By VINCENT AGOYA February 26th, 2015 2 min read

Three hundred and seventy four traders at the Tena market have moved to court seeking Sh0.7 billion in compensation over impending eviction.

The traders have rejected a Sh50,000 “disturbance allowance” from the Kenya Urban Roads Authority (KURA), which has earmarked their stalls for demolition ahead of the expansion of Outer Ring Road.

They have been told to serve the Nairobi County government and the parastatal for a hearing on March 6 at the high court.

“On July 17 2007 the City Council of Nairobi, through its social services and housing committee, approved the allocation of 320 stalls and a power room to the petitioners…the council further approved the construction of additional stalls on the remaining space,” the petition lodged at the court reads.


The traders say that following the approval, they began construction of decent permanent stalls which cost each trader Sh1.5 million, in addition to two power rooms each at Sh510,000.

“It was confirmed and established that the suit property comprising the whole Tena community market existed and was available for allocation to the petitioners,” they state.

In addition to the investments, they have been remitting Sh150,000 yearly as license fees for the businesses, they say in the petition.

“On January 7, 2014, KURA notified the traders that the government in conjunction with the African Development Bank (AfDB) was in the process of implementing the Outer Ring Road expansion project and later confirmed that the market area had been compulsorily acquired,” they say.

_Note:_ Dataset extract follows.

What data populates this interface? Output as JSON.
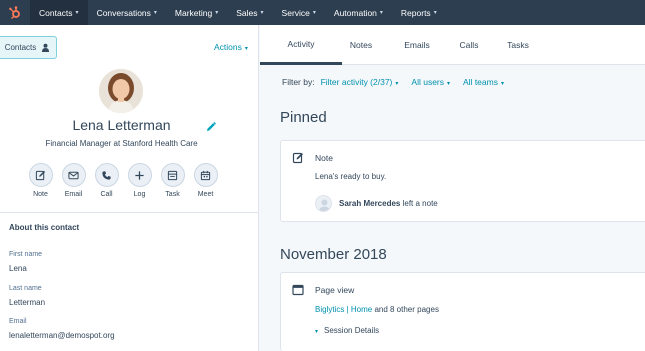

The petitioners say KURA offered a disturbance allowance of Sh50,000 despite “our substantial investments and lawful occupation of the suit property.”

“The petitioners contend that the “disturbance allowance” as proposed is not known in law, is unreasonable and inadequate.

They say KURA has further threatened to demolish their stalls to pave way for the road construction and claims that they erected their investments on a road reserve.

“The respondent has not assessed the value of the petitioners investment and stocks in order to inform their action towards a lawful , just and reasonable compensation,” they say.